Skip to Main Content

Search Access One

Let’s find what you’re looking for. Search our resources, blog, pages, and any other content on our website.

Business phone systems have come a long way over the years. Rather than using traditional landlines, the vast majority of business phone systems now run on Voiceover Internet Protocol (VoIP) networks. Since there are different types of VoIP systems, it can be difficult to decide which, if any, is right for your business. Here’s a review of the most popular options, as well as some feedback about which ones we consider to be the best phone solutions for small businesses.

Business VoIP

Business VoIP phone systems use the same Internet connection as a business’s existing network infrastructure. VoIP calls are made through a VoIP handset, a computer or apps on a mobile device. VoIP handsets look just like traditional landline phones, with Ethernet cords that connect to the Internet instead of phone jacks. Today, more than 80 percent of businesses use VoIP phone systems. Affordability is one of the biggest advantages of business VoIP. Companies that use VoIP services don’t have a closet or room full of wiring or equipment to maintain. Upfront costs are minimal and typically limited to routers, Ethernet cables and handsets.

On-Premise PBX

Before VoIP, most companies used PBX (Private Branch Exchange) phone systems. A PBX is a telephone network used within a company.
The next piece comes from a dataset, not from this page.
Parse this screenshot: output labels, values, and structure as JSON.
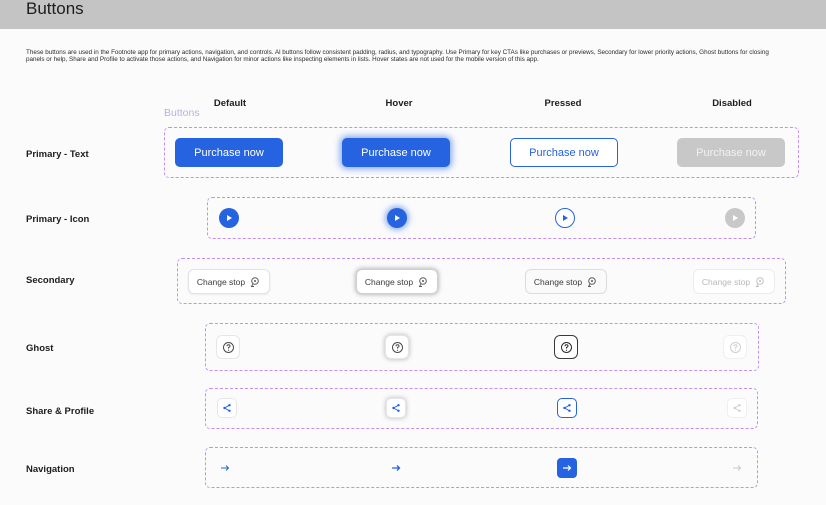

The original PBXs date back decades ago to the switchboards of the 1950s. They evolved into the landline systems companies used before VoIP (and the Internet) became commonplace. Originally, the biggest benefit of a PBX system was that it allowed companies to have one main number, with separate extensions for each employee. While this is a given now, prior to PBX systems, companies had to pay for separate phone lines for each employee. During its heyday, the PBX system saved businesses considerable amounts of money.

Today, the on-premise PBX is considered dated technology. The system necessitates specific hardware and wiring, all of which is housed on-premise in a closet or room on-site and requires regular maintenance from IT or a certified technician. This makes it a more cost-prohibitive option for businesses. At the same time, some companies find that on-premise PBX phone systems are their best option. This is particularly true if the company is located in an area that does not have a reliable Internet connection or the bandwidth needed to support VoIP calling in addition to its network traffic.

Hosted PBX

Hosted PBX is an off-site or cloud-based VoIP system that combines the benefits of an on-premise PBX with the technology of Internet calling. Companies that use hosted PBX services don’t have to purchase or upgrade hardware, allowing them to take advantage of lower prices. Hosted PBX systems typically provide more features than what you’d get from a traditional phone company or an on-premise PBX system, including dial-by-extension directories, voicemail and email capabilities, call recording and call logs, music on hold and more.

Virtual PBX

Virtual PBX is similar in function to hosted PBX, but with fewer features. This economical phone system is a business VoIP PBX system designed for very small companies, home offices or freelancers who need a budget phone system that is limited to inbound calls. A standard virtual PBX uses an auto-attendant that reroutes incoming calls to cell phones, landlines or VoIP locations. Companies that opt for virtual PBX will still need a system that allows them to make outbound calls or calls within the company.

The Bottom Line

For most small businesses, hosted PBX phone systems provide the most well-rounded option. The low cost, numerous features and updated technology make them ideal for staying connected with customers and other employees.